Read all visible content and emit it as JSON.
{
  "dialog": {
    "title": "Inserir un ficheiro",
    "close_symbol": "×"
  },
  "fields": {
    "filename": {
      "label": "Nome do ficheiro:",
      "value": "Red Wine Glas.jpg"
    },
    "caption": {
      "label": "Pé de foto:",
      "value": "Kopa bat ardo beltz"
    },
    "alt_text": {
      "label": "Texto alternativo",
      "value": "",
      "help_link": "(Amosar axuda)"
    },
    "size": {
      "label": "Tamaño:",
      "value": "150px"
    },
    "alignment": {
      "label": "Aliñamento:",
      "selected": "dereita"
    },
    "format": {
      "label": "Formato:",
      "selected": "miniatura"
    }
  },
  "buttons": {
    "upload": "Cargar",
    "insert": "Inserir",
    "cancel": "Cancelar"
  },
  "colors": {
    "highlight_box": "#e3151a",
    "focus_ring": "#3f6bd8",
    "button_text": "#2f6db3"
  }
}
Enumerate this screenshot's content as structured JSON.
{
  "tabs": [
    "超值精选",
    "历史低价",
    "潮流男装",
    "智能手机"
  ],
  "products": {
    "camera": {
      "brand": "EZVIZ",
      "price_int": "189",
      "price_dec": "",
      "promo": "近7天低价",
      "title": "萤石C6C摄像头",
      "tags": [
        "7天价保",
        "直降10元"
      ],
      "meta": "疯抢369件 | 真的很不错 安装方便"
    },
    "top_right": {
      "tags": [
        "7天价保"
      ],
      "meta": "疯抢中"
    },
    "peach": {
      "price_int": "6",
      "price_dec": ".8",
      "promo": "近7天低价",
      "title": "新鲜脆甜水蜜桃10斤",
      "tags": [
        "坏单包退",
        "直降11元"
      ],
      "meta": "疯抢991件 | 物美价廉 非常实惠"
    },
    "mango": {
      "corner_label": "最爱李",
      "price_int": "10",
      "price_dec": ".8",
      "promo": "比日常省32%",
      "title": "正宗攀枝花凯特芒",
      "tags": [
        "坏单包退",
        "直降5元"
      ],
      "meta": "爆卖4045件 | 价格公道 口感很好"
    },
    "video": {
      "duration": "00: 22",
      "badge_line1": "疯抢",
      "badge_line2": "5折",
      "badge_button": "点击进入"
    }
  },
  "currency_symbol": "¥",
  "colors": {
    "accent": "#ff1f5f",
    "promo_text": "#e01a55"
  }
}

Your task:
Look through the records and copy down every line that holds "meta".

Result of this exercise:
      "meta": "疯抢369件 | 真的很不错 安装方便"
      "meta": "疯抢中"
      "meta": "疯抢991件 | 物美价廉 非常实惠"
      "meta": "爆卖4045件 | 价格公道 口感很好"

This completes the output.